## Task to carry out
Return the whole listing exactly as written.

## Material shown
________________

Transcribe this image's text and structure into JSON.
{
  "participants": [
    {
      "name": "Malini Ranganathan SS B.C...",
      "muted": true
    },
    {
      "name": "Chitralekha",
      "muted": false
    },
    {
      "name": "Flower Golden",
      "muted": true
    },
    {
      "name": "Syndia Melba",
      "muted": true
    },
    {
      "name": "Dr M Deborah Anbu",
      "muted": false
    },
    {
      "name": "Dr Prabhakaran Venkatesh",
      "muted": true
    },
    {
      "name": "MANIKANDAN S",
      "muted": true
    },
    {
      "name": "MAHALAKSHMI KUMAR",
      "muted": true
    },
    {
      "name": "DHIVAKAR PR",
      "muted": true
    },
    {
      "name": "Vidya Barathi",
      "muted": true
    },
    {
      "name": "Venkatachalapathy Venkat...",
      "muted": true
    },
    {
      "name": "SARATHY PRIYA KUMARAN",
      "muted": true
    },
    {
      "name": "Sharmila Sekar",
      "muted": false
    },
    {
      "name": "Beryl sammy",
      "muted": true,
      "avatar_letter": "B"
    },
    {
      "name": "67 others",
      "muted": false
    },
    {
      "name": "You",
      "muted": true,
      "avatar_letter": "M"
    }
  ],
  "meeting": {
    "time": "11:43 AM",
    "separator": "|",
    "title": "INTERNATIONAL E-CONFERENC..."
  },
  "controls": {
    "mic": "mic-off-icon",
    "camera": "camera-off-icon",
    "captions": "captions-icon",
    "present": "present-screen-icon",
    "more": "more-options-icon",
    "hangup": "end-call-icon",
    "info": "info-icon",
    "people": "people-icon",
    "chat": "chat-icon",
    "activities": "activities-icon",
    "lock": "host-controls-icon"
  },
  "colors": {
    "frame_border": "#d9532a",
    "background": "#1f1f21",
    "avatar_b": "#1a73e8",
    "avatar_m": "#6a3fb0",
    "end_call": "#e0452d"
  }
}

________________

## Exercise solution
Transcribe this image's text and structure into JSON.
{
  "participants": [
    {
      "name": "Malini Ranganathan SS B.C...",
      "muted": true
    },
    {
      "name": "Chitralekha",
      "muted": false
    },
    {
      "name": "Flower Golden",
      "muted": true
    },
    {
      "name": "Syndia Melba",
      "muted": true
    },
    {
      "name": "Dr M Deborah Anbu",
      "muted": false
    },
    {
      "name": "Dr Prabhakaran Venkatesh",
      "muted": true
    },
    {
      "name": "MANIKANDAN S",
      "muted": true
    },
    {
      "name": "MAHALAKSHMI KUMAR",
      "muted": true
    },
    {
      "name": "DHIVAKAR PR",
      "muted": true
    },
    {
      "name": "Vidya Barathi",
      "muted": true
    },
    {
      "name": "Venkatachalapathy Venkat...",
      "muted": true
    },
    {
      "name": "SARATHY PRIYA KUMARAN",
      "muted": true
    },
    {
      "name": "Sharmila Sekar",
      "muted": false
    },
    {
      "name": "Beryl sammy",
      "muted": true,
      "avatar_letter": "B"
    },
    {
      "name": "67 others",
      "muted": false
    },
    {
      "name": "You",
      "muted": true,
      "avatar_letter": "M"
    }
  ],
  "meeting": {
    "time": "11:43 AM",
    "separator": "|",
    "title": "INTERNATIONAL E-CONFERENC..."
  },
  "controls": {
    "mic": "mic-off-icon",
    "camera": "camera-off-icon",
    "captions": "captions-icon",
    "present": "present-screen-icon",
    "more": "more-options-icon",
    "hangup": "end-call-icon",
    "info": "info-icon",
    "people": "people-icon",
    "chat": "chat-icon",
    "activities": "activities-icon",
    "lock": "host-controls-icon"
  },
  "colors": {
    "frame_border": "#d9532a",
    "background": "#1f1f21",
    "avatar_b": "#1a73e8",
    "avatar_m": "#6a3fb0",
    "end_call": "#e0452d"
  }
}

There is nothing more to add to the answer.